ABOUT THIS EXERCISE —
Scan the listing below for the string "image" and copy each line where it turns up.

········

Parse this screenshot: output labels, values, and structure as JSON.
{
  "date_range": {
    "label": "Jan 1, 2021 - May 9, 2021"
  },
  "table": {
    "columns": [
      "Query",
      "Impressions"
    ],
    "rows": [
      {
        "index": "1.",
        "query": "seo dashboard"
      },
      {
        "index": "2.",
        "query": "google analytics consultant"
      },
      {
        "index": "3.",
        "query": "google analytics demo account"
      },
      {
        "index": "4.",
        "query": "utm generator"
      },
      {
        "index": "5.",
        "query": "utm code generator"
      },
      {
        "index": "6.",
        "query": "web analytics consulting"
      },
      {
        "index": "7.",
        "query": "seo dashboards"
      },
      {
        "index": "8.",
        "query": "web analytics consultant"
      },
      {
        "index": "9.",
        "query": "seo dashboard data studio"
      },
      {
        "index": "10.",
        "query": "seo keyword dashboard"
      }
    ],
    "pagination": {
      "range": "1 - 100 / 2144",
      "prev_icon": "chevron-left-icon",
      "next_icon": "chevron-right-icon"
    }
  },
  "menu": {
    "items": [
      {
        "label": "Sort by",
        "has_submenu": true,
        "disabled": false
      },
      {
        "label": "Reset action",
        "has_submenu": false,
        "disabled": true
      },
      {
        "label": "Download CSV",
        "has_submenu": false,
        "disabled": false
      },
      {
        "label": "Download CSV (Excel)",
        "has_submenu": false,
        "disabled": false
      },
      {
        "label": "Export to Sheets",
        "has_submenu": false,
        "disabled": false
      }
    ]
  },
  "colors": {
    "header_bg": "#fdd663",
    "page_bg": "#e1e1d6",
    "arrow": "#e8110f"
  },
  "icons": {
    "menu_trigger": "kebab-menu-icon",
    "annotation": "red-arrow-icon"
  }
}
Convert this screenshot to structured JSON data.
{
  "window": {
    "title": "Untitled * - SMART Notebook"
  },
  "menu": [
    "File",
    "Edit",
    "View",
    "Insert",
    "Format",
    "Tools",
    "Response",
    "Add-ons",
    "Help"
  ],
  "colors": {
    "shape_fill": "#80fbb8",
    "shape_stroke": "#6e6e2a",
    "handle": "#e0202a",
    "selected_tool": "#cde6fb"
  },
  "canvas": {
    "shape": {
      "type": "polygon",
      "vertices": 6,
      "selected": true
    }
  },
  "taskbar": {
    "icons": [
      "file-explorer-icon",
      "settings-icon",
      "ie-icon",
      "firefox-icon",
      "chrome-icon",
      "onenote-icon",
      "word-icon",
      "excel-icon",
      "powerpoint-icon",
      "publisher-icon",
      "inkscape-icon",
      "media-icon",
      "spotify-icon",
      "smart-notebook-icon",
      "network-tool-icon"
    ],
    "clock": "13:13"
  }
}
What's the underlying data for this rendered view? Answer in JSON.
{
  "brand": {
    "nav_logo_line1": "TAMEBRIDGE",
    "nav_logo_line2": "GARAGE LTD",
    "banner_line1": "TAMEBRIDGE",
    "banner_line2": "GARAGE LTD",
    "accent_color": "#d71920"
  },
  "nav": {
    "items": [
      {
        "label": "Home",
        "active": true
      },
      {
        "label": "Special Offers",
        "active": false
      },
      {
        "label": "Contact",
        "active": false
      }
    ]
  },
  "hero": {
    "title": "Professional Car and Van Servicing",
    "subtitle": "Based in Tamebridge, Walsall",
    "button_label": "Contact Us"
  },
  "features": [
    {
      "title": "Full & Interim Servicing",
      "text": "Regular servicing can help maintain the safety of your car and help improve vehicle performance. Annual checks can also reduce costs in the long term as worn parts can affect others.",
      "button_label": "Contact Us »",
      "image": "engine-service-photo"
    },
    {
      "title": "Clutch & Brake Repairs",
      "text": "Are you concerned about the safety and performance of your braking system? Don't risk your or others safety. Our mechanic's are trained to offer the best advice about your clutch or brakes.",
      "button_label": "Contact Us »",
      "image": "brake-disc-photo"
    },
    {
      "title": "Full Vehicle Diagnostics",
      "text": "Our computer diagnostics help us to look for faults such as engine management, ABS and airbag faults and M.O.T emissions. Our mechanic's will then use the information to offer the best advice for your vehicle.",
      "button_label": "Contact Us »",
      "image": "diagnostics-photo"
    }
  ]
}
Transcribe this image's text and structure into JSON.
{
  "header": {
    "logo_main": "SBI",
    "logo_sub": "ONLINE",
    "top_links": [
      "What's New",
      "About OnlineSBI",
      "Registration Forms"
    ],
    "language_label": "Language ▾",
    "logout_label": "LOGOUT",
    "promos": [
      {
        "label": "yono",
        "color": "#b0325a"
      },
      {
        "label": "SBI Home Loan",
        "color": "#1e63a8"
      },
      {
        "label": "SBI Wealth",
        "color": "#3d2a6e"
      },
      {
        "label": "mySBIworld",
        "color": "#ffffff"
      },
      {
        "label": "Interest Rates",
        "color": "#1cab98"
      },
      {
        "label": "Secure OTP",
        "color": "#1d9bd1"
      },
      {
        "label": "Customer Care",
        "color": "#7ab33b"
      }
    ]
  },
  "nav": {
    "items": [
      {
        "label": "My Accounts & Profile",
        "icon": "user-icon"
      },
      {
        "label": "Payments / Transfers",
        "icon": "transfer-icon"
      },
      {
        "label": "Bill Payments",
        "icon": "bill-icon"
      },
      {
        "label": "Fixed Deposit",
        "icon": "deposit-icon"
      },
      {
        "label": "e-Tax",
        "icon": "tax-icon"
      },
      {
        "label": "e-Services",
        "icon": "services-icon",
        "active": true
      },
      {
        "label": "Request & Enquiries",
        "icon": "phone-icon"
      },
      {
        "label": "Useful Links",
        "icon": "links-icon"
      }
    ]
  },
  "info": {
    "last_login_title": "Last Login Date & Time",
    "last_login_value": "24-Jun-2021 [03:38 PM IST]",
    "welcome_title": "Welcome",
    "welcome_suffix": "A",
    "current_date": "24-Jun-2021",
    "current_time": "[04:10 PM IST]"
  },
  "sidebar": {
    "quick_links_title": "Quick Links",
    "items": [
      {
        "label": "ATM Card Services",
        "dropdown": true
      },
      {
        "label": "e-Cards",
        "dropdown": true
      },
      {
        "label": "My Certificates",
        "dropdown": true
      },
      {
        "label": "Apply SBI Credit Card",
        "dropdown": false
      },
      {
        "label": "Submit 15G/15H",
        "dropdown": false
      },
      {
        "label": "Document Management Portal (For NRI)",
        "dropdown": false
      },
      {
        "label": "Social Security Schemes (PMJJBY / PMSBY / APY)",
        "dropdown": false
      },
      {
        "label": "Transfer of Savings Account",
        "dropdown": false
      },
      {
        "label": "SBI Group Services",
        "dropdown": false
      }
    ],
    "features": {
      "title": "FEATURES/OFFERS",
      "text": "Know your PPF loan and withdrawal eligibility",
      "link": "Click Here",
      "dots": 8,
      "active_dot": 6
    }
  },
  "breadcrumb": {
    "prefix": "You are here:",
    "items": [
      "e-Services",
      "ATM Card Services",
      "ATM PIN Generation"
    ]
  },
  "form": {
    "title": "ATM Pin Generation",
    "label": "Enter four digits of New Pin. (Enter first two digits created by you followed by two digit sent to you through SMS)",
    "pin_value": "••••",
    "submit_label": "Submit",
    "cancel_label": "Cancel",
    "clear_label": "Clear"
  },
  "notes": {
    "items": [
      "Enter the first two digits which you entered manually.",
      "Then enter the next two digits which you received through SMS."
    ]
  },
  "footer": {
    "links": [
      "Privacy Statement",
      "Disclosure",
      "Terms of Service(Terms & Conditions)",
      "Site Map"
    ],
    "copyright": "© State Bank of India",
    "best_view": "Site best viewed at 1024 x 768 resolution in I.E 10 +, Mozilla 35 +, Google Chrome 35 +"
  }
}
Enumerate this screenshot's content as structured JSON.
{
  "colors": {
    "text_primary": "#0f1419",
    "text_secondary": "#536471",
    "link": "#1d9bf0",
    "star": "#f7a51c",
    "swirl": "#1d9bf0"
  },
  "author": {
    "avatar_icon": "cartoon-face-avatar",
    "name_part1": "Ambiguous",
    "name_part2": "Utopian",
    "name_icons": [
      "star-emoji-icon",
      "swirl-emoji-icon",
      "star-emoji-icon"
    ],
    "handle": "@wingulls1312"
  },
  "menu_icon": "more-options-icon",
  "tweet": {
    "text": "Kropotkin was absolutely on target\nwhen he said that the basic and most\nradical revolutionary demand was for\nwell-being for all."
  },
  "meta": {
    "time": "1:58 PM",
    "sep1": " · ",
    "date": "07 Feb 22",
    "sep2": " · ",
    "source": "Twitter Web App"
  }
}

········

RESPONSE AREA —
      "image": "engine-service-photo"
      "image": "brake-disc-photo"
      "image": "diagnostics-photo"
Transcribe this image's text and structure into JSON.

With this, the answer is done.